The U.S. Department of Health and Human Services (HHS) has been having trouble with setting final requirements for the sleek new sister of the summary plan description (SPD) — the summary of benefits and coverage (SBC).
Given how far behind HHS is, it’s pretty much a given that employers will be slow to develop SBC programs.
HighRoads Inc., Woburn, Mass., is reporting that only 48% of the large and midsize employers tht participated in an informal survey expect to have SBCs ready by March 31. Another 43% will be waiting until the next open enrollment rolls around to get SBCs out, and the rest aren’t sure what they’ll do.
An SPD is a relatively long, complicated document that is supposed to explain a benefit plan to the emloyees in plan.
What Your Peers Are Reading
Congress created the SBC, a supplement to the SPD, with a provision in the Patient Protection and Affordable Care Act of 2010 (PPACA) that requires plans to provide a standardized, 4-page document that explains what a health insurance plan will do in terms that a consumer can understand. One section of the SBC is supposed to help consumers compare the out-of-pocket costs associated with a plan by showing, for example, how a plan might cover sample conditions and procedures, such as an uncomplicated pregnancy.
Back in August 2011, HHS officials announced that employers and insurers should be ready to provide SBCs by March 23, 2012.
But HHS kept pushing back the completion date for final SBC regulations. The current estimated time of arrival is April 13. HHS has said it will give employers some time after the final regulations come out to implement the SBC requirements.
HighRoads, an SPD company, says the new SBC requirements are coming out at a time when employers’ benefits managers are facing pressure to cut document production costs.
HighRoads is hoping the combination of new SBC requirements and cost-cutting pressure will lead more employers to hire outside companies to produce their SPDs and SBCs.
DR. GREEN TO THE RESCUE
The Health Ways and Means Health Subcommittee today held a hearing on the idea that changing physician reimbursement strategies could help control U.S. health costs.
Dr. Lewis Sandy, a senior vice president at UnitedHealth Group Inc., Minnetonka, Minn. (NYSE:UNH), talked about his company’s to reward physicians for providing efficient, high-quality care.

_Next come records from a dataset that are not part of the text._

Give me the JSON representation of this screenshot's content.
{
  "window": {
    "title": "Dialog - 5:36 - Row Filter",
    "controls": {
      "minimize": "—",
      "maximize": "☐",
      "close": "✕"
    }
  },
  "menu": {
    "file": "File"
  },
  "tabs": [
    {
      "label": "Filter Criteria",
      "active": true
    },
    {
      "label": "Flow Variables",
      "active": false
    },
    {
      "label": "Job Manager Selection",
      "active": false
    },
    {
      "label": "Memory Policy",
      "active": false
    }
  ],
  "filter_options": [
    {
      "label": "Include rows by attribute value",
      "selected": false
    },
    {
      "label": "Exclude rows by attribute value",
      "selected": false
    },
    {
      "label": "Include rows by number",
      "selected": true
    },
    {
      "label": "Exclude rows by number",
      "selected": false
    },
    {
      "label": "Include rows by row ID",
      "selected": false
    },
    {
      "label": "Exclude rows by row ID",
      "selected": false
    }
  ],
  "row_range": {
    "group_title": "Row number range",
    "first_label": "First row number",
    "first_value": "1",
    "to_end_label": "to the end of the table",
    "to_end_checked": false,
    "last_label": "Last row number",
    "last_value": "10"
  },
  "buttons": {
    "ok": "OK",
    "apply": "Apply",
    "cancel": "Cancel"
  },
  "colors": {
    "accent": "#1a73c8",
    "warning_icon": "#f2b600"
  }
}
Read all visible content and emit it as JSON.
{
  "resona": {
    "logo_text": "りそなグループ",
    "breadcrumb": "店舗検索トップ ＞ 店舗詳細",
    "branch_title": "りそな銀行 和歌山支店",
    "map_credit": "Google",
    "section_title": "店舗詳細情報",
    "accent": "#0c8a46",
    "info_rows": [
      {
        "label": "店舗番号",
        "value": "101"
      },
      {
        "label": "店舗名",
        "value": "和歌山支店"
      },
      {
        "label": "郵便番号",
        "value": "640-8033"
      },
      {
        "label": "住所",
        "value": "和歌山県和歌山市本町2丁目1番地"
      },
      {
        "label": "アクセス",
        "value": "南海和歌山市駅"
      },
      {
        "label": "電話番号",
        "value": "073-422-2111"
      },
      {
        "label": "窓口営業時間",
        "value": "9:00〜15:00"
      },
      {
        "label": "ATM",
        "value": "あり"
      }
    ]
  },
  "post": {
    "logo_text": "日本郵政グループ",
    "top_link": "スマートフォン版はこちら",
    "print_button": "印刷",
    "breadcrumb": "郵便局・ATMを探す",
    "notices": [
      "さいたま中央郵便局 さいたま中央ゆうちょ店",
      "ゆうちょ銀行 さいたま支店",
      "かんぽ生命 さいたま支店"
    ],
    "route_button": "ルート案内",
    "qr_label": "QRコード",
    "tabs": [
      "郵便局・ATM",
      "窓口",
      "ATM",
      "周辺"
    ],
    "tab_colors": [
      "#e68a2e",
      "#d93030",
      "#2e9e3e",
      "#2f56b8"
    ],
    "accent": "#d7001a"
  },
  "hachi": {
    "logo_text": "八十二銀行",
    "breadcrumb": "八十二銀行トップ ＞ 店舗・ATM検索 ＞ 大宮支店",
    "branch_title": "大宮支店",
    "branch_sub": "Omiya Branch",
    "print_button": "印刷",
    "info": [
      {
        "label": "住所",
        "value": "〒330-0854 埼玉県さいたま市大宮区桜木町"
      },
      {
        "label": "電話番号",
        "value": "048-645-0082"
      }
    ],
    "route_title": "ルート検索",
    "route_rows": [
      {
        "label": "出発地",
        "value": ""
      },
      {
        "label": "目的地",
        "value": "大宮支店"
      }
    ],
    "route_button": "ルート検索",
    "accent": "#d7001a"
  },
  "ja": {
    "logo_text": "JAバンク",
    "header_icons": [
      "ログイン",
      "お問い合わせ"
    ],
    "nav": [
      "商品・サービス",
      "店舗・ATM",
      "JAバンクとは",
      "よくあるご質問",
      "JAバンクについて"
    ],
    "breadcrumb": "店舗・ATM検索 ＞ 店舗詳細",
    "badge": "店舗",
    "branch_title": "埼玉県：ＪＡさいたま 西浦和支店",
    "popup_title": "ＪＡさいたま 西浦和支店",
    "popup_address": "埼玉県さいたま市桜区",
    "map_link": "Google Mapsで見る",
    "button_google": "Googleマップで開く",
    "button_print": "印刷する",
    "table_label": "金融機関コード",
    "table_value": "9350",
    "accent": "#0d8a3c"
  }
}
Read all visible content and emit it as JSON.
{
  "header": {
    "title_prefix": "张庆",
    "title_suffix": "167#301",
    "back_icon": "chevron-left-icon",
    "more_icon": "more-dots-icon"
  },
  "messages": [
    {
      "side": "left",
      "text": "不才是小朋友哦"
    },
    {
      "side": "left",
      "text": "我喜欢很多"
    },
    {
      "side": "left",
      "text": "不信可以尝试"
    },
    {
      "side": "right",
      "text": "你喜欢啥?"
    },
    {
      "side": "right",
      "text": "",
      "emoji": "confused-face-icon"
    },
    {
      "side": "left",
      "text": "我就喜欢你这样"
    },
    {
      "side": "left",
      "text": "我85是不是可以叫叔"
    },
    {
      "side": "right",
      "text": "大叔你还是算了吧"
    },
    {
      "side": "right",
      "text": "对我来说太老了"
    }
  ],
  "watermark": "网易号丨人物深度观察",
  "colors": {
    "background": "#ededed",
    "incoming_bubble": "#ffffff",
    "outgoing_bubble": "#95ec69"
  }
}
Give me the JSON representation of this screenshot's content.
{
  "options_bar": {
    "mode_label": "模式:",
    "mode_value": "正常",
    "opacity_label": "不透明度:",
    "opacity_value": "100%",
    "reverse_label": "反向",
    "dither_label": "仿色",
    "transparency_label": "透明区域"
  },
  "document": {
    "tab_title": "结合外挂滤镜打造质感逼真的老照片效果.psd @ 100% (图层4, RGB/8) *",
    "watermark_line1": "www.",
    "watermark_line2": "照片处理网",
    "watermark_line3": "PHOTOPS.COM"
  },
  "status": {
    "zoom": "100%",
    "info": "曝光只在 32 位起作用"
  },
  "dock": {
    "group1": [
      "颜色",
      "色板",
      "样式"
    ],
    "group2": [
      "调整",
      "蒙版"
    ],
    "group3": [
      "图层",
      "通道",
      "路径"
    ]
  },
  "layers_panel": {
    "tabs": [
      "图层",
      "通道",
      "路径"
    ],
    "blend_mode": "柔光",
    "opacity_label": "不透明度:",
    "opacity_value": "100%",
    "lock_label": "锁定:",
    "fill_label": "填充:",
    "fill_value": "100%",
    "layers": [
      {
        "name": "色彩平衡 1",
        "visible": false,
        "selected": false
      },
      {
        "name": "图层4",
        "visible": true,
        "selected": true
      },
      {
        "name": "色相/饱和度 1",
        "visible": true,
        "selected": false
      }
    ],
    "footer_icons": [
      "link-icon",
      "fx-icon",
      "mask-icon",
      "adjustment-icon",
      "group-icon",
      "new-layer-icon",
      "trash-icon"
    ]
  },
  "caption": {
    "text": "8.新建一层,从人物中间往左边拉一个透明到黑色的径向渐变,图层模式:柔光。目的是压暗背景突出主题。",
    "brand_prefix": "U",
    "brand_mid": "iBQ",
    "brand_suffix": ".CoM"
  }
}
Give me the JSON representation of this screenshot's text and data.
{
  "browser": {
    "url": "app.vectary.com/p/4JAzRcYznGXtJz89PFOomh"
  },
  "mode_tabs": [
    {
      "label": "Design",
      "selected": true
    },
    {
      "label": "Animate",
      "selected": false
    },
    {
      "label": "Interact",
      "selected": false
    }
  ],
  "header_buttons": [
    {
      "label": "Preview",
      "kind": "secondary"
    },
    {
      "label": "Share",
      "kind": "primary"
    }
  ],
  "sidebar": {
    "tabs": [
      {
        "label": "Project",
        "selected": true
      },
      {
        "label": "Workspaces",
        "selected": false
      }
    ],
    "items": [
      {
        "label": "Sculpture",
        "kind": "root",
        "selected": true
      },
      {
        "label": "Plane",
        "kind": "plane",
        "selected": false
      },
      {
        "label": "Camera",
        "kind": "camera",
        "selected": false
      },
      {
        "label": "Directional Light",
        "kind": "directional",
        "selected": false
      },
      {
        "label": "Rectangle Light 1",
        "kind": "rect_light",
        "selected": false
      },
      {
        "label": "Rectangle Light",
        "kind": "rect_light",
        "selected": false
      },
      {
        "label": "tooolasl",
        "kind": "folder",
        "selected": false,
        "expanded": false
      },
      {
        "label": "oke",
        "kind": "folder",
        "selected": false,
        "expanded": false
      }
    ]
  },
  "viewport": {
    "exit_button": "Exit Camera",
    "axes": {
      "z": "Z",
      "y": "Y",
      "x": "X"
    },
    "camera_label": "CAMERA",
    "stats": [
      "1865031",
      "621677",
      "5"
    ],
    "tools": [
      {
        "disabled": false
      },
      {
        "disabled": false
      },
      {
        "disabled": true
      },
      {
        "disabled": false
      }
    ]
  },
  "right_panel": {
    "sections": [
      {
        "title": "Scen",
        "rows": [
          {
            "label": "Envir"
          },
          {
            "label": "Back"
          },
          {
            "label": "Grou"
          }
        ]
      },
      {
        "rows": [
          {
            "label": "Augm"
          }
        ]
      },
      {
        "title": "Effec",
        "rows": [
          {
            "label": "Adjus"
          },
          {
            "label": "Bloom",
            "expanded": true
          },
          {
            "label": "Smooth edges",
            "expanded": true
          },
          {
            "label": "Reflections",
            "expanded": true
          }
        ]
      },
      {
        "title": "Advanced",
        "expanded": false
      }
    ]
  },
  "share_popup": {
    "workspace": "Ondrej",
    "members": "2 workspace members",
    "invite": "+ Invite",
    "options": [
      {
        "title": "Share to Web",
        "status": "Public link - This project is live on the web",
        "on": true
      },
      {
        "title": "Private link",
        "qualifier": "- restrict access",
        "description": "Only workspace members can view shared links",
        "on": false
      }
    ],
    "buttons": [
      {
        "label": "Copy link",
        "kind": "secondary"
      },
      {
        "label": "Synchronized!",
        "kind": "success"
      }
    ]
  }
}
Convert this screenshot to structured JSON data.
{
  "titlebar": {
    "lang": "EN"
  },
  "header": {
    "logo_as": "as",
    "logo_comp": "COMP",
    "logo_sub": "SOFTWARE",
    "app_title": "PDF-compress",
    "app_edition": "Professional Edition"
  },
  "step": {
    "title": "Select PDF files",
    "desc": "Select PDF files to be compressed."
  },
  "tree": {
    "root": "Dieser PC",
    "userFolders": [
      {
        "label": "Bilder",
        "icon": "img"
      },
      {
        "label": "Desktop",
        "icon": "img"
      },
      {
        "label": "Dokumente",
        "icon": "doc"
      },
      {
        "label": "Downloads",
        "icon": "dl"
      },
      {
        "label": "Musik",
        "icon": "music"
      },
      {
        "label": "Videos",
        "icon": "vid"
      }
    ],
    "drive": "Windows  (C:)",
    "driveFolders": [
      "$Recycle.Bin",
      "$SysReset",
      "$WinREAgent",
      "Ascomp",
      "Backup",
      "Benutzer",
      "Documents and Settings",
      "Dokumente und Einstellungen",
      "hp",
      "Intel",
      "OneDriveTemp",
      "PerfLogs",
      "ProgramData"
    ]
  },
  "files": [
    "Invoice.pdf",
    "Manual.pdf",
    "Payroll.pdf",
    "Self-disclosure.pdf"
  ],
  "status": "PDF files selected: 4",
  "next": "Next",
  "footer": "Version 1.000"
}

The company has developed a diabetes program, for example, that provides incentives for physicians who help patients with diabetes stick with the recommended care plan.